Below are some records; output all of them exactly as they read.

*** Opening Exercise data ***

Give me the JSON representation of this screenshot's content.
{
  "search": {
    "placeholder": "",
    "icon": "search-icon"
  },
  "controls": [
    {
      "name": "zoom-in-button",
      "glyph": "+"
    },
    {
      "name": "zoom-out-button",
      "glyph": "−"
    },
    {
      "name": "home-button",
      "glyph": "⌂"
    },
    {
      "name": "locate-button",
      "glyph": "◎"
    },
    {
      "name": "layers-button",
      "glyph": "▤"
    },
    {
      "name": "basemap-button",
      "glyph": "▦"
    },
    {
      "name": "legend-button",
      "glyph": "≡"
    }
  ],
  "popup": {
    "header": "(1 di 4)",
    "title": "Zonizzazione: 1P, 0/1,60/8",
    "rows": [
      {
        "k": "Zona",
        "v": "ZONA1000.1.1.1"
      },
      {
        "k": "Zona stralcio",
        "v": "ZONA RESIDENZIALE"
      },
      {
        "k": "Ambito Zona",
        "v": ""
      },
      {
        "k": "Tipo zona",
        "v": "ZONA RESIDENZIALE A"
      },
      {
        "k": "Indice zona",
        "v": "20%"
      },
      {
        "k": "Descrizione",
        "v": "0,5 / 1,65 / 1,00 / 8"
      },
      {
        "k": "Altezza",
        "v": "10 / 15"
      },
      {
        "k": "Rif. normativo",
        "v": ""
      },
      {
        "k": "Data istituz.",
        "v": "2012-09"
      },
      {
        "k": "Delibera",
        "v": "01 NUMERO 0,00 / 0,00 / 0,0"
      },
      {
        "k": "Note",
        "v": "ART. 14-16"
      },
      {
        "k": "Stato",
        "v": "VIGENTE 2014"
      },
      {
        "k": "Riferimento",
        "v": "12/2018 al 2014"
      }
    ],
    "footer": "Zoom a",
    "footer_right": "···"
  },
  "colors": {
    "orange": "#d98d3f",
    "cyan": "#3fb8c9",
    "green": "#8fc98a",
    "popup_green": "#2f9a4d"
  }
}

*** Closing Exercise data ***

* **Reply**:
Give me the JSON representation of this screenshot's content.
{
  "search": {
    "placeholder": "",
    "icon": "search-icon"
  },
  "controls": [
    {
      "name": "zoom-in-button",
      "glyph": "+"
    },
    {
      "name": "zoom-out-button",
      "glyph": "−"
    },
    {
      "name": "home-button",
      "glyph": "⌂"
    },
    {
      "name": "locate-button",
      "glyph": "◎"
    },
    {
      "name": "layers-button",
      "glyph": "▤"
    },
    {
      "name": "basemap-button",
      "glyph": "▦"
    },
    {
      "name": "legend-button",
      "glyph": "≡"
    }
  ],
  "popup": {
    "header": "(1 di 4)",
    "title": "Zonizzazione: 1P, 0/1,60/8",
    "rows": [
      {
        "k": "Zona",
        "v": "ZONA1000.1.1.1"
      },
      {
        "k": "Zona stralcio",
        "v": "ZONA RESIDENZIALE"
      },
      {
        "k": "Ambito Zona",
        "v": ""
      },
      {
        "k": "Tipo zona",
        "v": "ZONA RESIDENZIALE A"
      },
      {
        "k": "Indice zona",
        "v": "20%"
      },
      {
        "k": "Descrizione",
        "v": "0,5 / 1,65 / 1,00 / 8"
      },
      {
        "k": "Altezza",
        "v": "10 / 15"
      },
      {
        "k": "Rif. normativo",
        "v": ""
      },
      {
        "k": "Data istituz.",
        "v": "2012-09"
      },
      {
        "k": "Delibera",
        "v": "01 NUMERO 0,00 / 0,00 / 0,0"
      },
      {
        "k": "Note",
        "v": "ART. 14-16"
      },
      {
        "k": "Stato",
        "v": "VIGENTE 2014"
      },
      {
        "k": "Riferimento",
        "v": "12/2018 al 2014"
      }
    ],
    "footer": "Zoom a",
    "footer_right": "···"
  },
  "colors": {
    "orange": "#d98d3f",
    "cyan": "#3fb8c9",
    "green": "#8fc98a",
    "popup_green": "#2f9a4d"
  }
}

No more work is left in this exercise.